__SUPPLIED DATA__
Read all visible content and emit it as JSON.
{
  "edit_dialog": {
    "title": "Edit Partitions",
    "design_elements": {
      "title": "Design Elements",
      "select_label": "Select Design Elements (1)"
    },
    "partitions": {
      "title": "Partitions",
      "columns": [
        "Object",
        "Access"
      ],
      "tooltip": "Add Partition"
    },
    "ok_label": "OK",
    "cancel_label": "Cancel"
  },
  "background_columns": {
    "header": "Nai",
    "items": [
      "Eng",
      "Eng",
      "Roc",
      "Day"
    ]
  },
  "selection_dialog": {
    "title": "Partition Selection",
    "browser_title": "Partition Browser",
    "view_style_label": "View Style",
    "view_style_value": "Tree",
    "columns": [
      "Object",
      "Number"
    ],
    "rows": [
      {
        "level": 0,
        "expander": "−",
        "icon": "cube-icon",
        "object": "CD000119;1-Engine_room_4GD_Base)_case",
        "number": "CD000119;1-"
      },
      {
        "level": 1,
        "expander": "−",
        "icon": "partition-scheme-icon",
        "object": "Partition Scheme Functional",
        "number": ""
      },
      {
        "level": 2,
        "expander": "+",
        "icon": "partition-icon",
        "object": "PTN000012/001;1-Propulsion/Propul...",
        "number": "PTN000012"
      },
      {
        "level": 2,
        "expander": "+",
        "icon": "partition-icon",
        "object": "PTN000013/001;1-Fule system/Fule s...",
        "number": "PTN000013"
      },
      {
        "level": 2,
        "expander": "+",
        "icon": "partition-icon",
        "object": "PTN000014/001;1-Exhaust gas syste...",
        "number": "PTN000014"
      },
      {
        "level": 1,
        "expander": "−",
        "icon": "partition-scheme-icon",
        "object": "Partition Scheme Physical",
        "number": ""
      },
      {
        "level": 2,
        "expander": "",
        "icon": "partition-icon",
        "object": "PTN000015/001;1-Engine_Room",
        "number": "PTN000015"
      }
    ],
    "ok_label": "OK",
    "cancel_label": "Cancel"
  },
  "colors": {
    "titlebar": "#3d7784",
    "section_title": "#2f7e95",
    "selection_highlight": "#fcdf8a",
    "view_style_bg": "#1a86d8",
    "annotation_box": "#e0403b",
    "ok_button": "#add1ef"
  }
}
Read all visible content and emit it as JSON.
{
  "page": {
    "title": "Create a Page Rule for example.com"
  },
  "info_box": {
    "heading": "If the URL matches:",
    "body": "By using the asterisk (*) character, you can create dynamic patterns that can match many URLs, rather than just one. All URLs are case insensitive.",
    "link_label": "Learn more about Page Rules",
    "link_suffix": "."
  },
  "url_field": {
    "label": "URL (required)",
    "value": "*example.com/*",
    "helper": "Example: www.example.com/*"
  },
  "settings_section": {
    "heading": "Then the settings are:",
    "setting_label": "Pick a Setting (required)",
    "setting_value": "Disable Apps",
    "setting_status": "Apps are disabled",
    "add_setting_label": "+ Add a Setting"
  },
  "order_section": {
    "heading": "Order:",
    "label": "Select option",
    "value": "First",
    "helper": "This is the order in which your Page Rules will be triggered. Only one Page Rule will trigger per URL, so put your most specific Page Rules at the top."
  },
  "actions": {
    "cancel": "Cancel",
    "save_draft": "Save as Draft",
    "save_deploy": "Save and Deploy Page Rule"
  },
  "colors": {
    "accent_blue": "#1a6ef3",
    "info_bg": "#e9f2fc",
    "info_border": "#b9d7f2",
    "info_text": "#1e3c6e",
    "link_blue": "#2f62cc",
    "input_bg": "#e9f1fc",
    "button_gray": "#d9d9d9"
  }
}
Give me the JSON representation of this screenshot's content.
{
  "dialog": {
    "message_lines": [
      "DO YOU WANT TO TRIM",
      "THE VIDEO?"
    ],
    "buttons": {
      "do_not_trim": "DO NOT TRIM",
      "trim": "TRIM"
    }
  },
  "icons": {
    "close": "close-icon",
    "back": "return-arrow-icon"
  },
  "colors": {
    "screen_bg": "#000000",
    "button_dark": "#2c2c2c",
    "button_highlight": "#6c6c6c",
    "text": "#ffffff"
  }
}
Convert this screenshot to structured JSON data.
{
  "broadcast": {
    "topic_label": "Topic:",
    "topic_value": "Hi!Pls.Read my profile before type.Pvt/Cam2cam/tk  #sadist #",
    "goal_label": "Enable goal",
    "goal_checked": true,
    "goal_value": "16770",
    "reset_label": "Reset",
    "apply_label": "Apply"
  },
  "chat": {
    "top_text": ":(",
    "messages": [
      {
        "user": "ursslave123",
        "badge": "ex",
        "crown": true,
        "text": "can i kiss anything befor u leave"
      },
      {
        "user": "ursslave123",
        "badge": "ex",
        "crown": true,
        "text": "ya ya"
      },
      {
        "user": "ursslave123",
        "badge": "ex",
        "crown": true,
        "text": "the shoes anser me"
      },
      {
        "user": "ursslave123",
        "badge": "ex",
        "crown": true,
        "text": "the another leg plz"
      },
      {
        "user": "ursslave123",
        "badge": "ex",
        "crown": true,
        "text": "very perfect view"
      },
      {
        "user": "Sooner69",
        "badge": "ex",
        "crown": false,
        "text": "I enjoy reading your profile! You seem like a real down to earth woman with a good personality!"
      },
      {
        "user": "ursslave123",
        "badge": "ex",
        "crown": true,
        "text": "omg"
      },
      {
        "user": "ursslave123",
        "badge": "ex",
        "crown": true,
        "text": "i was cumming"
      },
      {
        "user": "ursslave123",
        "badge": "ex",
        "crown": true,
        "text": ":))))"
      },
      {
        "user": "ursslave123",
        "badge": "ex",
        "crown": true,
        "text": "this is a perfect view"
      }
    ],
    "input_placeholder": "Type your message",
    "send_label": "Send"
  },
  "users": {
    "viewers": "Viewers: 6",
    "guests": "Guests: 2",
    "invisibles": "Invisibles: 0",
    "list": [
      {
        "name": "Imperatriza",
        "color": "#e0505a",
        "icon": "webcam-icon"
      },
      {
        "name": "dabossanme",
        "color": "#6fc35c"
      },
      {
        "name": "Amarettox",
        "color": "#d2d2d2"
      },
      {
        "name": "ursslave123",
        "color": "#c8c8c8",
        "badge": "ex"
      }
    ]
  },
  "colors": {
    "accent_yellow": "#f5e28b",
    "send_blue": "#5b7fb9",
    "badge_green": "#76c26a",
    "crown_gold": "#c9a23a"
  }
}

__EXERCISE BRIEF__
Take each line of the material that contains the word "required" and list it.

__SOLUTION FOR THIS PROBLEM__
    "label": "URL (required)",
    "setting_label": "Pick a Setting (required)",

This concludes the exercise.